Elita Baldridge, Ph.D.

Computational Ecology, Ecoinformatics, and Open Science

About Me

I am a newly fledged Ph.D. out of the Weecology lab group.  I'm currently figuring out how to be a working computational ecologist with a chronic illness. 

Elita Baldridge

When not doing science, I'm taking care of two Nubian dairy goats, a small flock of Cochin chickens, and a hive of bees, assisted by my brilliant dog, who keeps an eye on me and makes sure I behave.  

Contact me

Email: elita.baldridge@weecology.org

GitHub: embaldridge

ORCID-ID: http://orcid.org/0000-0003-1639-5951

See my CV.

My invisible partner

The dog does not die at the end of this story.  This is a warning that I feel should be given before all animal stories.

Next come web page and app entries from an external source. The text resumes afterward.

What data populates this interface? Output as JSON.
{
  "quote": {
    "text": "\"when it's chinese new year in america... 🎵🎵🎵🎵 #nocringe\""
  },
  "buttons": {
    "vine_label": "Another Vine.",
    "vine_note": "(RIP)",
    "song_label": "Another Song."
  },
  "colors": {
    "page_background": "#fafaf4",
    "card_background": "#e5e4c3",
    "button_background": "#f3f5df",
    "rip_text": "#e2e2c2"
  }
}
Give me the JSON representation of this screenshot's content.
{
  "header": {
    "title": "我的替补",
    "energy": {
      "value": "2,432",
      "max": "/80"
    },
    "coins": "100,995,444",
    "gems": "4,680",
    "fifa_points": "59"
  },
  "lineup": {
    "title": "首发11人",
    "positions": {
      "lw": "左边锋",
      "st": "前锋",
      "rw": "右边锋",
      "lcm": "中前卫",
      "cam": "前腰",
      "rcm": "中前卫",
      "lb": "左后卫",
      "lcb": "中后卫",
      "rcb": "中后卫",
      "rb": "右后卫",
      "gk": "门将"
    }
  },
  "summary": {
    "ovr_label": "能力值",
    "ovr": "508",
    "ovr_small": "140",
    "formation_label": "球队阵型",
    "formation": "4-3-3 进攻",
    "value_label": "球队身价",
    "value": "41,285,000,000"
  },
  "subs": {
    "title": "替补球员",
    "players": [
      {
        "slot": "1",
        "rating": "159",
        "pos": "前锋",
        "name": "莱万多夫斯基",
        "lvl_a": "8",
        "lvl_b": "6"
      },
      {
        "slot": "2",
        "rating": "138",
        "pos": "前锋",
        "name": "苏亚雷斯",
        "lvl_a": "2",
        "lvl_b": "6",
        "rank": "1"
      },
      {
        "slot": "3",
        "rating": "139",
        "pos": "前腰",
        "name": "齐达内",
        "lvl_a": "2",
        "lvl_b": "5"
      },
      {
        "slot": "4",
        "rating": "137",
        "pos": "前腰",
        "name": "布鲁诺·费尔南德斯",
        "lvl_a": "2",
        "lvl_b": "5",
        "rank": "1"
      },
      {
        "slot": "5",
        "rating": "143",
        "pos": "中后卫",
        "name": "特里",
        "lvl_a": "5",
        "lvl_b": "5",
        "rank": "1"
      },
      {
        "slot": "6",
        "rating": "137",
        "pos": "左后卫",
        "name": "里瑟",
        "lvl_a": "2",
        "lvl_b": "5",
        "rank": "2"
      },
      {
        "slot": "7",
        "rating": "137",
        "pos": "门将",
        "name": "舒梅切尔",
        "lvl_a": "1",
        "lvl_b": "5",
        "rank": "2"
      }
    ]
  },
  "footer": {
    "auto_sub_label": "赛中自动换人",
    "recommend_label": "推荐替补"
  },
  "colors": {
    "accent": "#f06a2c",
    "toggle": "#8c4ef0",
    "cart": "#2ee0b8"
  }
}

This is my partner, Gypsy.  We first met when I was a junior in college.  She was running wild at my then boyfriend, now husband's parent's place.  They'd been trying to get Animal Control to come pick her up, but they lived in the country, so the city didn't want to do it, and the sheriff didn't want to do it on the weekend.  I was not looking for a dog, knew it was not the right time for a dog, did not want to be dealing with a strange dog, but yet saw this beautiful wild thing across the field, we fell head over heels for each other at first sight, I fell to my knees and said "Come here, baby".  She came to me like an arrow, and we've been together ever since, despite Gypsy having nothing to do with anyone else for months, and still not caring to be around strangers.  It was fate.

Gypsy sporting her Bold Lead Designs Basic Assistance Harness.

Gypsy was with me all through my master's, even when my husband was in a different city.  She biked to school with me during the first part of my PhD, running alongside or riding in her trailer, even through Utah winters.  She hung out at lab meetings at Weecology for a month before Morgan or Ethan noticed she was there (invisibility is one of her canine super powers).  While she has always been a wonderful companion, as I got sick, she started to step into the role of service dog.  She would fetch my cane, help stabilize me as I got up or down, help gather up the laundry, and numerous other service dog tasks.  Having her work for me as my mobility assistance dog is truly fantastic, and she does a lot of work behind the scenes keeping me upright and able to work on a physical level, not to mention that she's a fantastic brainstorming partner.  Plus, she's really good at doing the thigh nudge and the stare with ears when I need to stop working, which helps too.  I thought, when I adopted her, that Gypsy was the luckiest, of us two.  Now, I realize that I was the lucky one.  Thanks, partner.